Task to complete:
Gather all lines with "menu" from the records.

......

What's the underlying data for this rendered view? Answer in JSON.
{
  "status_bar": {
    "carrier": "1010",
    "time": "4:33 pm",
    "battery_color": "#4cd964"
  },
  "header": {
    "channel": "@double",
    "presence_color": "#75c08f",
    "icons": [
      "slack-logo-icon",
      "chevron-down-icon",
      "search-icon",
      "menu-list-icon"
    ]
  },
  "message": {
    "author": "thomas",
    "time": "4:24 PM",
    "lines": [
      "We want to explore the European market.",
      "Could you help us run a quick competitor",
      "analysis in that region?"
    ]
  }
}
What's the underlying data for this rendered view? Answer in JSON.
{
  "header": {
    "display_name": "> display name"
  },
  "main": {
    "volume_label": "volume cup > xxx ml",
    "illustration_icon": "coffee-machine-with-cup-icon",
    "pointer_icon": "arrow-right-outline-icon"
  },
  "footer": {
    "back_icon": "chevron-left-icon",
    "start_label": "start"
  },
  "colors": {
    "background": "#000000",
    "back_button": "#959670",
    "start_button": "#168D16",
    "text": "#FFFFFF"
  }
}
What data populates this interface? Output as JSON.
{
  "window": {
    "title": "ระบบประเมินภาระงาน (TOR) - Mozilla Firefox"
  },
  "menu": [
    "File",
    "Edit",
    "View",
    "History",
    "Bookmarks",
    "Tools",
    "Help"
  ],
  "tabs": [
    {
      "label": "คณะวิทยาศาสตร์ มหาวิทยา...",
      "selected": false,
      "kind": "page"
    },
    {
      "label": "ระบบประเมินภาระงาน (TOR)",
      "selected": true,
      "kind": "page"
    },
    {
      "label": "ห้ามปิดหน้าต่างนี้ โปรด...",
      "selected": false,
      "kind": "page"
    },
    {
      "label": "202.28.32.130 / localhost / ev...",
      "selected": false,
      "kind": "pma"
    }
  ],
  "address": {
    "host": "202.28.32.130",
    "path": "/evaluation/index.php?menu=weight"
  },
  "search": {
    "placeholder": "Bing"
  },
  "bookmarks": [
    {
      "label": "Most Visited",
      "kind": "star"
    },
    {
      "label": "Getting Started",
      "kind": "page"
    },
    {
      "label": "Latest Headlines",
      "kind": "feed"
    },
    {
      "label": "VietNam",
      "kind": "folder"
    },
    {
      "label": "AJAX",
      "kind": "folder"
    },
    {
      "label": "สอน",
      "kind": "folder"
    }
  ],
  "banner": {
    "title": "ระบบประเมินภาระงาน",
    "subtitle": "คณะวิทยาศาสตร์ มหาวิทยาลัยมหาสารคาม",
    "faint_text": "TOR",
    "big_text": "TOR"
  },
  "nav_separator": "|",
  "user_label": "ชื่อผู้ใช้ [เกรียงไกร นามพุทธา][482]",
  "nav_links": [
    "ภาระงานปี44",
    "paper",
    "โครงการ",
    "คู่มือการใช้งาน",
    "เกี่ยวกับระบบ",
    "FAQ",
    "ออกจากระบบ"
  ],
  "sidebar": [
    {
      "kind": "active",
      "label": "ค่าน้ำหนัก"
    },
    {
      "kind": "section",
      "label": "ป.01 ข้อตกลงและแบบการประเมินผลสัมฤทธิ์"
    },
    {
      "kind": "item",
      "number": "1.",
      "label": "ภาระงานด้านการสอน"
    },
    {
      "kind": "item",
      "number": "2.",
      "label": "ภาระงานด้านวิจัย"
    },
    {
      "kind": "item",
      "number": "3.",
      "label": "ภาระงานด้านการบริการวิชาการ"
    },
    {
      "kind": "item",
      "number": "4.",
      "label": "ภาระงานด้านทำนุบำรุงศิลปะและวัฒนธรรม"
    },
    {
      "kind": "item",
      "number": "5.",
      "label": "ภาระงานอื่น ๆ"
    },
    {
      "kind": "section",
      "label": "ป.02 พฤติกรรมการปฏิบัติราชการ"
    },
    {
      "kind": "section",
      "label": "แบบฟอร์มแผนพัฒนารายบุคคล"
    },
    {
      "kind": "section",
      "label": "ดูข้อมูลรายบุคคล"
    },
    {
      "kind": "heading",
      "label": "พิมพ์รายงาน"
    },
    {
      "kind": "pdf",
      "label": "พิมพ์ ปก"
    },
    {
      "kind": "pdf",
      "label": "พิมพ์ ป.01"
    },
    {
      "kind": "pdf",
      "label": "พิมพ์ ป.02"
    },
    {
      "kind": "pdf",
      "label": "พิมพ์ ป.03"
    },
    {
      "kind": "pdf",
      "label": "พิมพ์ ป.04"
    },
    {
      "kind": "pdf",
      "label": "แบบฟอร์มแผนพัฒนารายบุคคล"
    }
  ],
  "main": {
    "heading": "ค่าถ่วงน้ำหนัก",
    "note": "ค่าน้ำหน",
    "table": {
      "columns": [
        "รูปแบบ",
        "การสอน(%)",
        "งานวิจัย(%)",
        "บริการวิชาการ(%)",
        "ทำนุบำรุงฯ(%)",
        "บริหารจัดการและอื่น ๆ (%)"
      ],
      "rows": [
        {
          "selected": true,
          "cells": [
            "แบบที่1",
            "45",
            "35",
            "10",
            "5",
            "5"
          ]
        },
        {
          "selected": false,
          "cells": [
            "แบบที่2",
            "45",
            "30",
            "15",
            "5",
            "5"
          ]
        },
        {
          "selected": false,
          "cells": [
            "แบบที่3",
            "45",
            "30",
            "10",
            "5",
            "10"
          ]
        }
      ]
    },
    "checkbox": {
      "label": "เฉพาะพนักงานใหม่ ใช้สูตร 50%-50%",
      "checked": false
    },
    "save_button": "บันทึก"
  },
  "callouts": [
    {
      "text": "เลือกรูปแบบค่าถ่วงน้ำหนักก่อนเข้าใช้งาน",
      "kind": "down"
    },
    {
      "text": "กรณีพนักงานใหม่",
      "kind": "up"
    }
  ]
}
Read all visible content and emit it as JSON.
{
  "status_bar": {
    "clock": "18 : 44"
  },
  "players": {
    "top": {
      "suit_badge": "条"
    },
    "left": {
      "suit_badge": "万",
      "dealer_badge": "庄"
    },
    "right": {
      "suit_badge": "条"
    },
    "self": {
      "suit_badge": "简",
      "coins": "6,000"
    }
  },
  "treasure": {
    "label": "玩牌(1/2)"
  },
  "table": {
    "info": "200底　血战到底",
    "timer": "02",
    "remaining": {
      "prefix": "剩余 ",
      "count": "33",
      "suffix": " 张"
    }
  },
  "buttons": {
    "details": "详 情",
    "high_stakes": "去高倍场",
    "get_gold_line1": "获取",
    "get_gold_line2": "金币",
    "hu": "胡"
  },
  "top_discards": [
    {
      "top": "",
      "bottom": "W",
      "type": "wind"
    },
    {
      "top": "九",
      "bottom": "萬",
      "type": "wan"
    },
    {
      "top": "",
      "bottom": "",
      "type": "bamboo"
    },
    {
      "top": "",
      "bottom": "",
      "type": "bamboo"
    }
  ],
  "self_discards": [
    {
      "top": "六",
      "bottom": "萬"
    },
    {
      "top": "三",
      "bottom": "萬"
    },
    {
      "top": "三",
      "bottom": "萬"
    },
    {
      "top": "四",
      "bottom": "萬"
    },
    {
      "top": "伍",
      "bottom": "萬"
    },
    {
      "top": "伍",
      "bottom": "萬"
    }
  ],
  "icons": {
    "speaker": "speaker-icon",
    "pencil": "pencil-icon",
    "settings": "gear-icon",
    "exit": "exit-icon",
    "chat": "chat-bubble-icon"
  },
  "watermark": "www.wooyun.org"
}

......

Your response:
      "menu-list-icon"
  "menu": [
    "path": "/evaluation/index.php?menu=weight"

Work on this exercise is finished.